Samarkand: The Shanghai cooperation organization or SCO summit in Uzbekistan’s cultural capital Samarkand will be the first time both Indian Prime Minister Narendra Modi and Chinese President Xi Jinping will be under the same roof since the Galwan incident, but suspense remains if they will meet. While as of now, there is no confirmation over any meeting between Indian and the Chinese leadership at the Samarkand SCO summit, any meeting will be significant given how ties have been faring, but a breakthrough looks less likely.
The Galwan incident of 2020 saw Chinese aggressive action at the Line of Actual Control in eastern Ladakh that led to the death of 20 Indian soldiers.
China, after much delay, accepted that it lost 4 of its soldiers, a claim that remains doubtful given Beijing’s track record on transparency. While disengagement has taken place in areas like hot springs, and Gogra, China continues to violate the 1993 and 1996 pacts as it amasses troops at the border areas.
From Delhi, the message has been clear as External affairs minister Dr S Jaishankar has several times said that ties have been going through a “difficult phase”. Last month, EAM said, “much of the future of Asia depends on how relations between India and China develop in the foreseeable future.
For ties to return to a positive trajectory and remain sustainable, they must be based on the three mutuals: mutual sensitivity, mutual respect, and mutual interest”, adding, “their current status is, of course, well known to all of you. I can only reiterate that the state of the border will determine the state of the relationship”.
Since the Galwan incident, India has banned several Chinese apps in the country, increased scrutiny on Chinese investment and increased infrastructure development at the border. But a week before the Samarkand SCO summit, India and China announced disengagement at Gogra-Hotsprings PP15 at the Line of Actual Control (LAC) in Eastern Ladakh.
In a brief joint statement, the 2 sides confirmed the process started and was an outcome of the 16th round of the India China Corps Commander Level Meeting that took place in July.
Remember, something similar happened in 2017, when ahead of the China BRICS summit, disengagement on Doklam was agreed upon. Before the covid pandemic, both leaders met several times. In 2019, both leaders met 4 times.
Both met on the sidelines of the SCO Leaders’ Summit in Bishkek, which was their first meeting after the re-election of Prime Minister Modi, on the sidelines of the 14th G-20 Summit in Osaka and at the 11th BRICS Summit in Brasilia on 13 November 2019.

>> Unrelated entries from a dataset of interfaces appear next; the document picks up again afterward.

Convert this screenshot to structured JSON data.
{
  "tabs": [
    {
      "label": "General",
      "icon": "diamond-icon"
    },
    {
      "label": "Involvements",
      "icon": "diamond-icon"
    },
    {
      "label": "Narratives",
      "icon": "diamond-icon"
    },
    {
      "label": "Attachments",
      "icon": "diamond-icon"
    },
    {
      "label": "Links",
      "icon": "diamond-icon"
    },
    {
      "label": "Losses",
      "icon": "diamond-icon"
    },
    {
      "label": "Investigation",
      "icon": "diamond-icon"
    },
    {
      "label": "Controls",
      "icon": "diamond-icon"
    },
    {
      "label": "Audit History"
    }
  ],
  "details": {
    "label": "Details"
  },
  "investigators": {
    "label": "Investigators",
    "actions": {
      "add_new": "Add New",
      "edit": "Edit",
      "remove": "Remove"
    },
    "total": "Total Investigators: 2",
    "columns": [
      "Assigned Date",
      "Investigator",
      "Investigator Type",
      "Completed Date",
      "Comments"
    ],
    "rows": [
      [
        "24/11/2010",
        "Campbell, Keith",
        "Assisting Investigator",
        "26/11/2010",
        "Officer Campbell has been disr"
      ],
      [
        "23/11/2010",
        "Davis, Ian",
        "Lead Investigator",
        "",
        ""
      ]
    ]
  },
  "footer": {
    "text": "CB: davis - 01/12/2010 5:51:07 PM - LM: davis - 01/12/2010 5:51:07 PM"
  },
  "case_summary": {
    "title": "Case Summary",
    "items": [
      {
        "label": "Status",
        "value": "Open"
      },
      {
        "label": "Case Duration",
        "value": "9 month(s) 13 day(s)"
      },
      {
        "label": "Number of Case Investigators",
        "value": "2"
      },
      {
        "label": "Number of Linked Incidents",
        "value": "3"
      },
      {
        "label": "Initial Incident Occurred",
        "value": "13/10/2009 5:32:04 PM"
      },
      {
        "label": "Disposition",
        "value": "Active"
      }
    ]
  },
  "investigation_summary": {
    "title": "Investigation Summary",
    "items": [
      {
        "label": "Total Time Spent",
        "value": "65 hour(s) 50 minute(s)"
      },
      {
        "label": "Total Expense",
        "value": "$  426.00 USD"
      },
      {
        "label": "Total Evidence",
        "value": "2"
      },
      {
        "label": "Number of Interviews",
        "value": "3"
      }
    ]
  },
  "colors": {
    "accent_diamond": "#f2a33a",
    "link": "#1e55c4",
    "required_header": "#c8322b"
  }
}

Additionally, they also met for the famous Second Informal Summit in Tamil Nadu’s Mamallapuram with China’s Xi visiting India. Earlier, Prime Minister Modi visited China in September 2016 to participate in the G20 Summit in Hangzhou, in September 2017 to participate in the BRICS Summit in Xiamen, and in June 2018 to attend the SCO Summit in Qingdao.
President Xi visited India in October 2016 to participate in the BRICS Summit in Goa and his famous visit to PM Modi’s home state of Gujarat in 2014.
The Russian President has confirmed that he will be meeting China’s Xi in Uzbekistan. What is interesting to be noted is that this is the first foreign visit of the Chinese President since the COVID pandemic’s outbreak. His last visit abroad was to Myanmar in January of 2020 and the world since then has changed dramatically.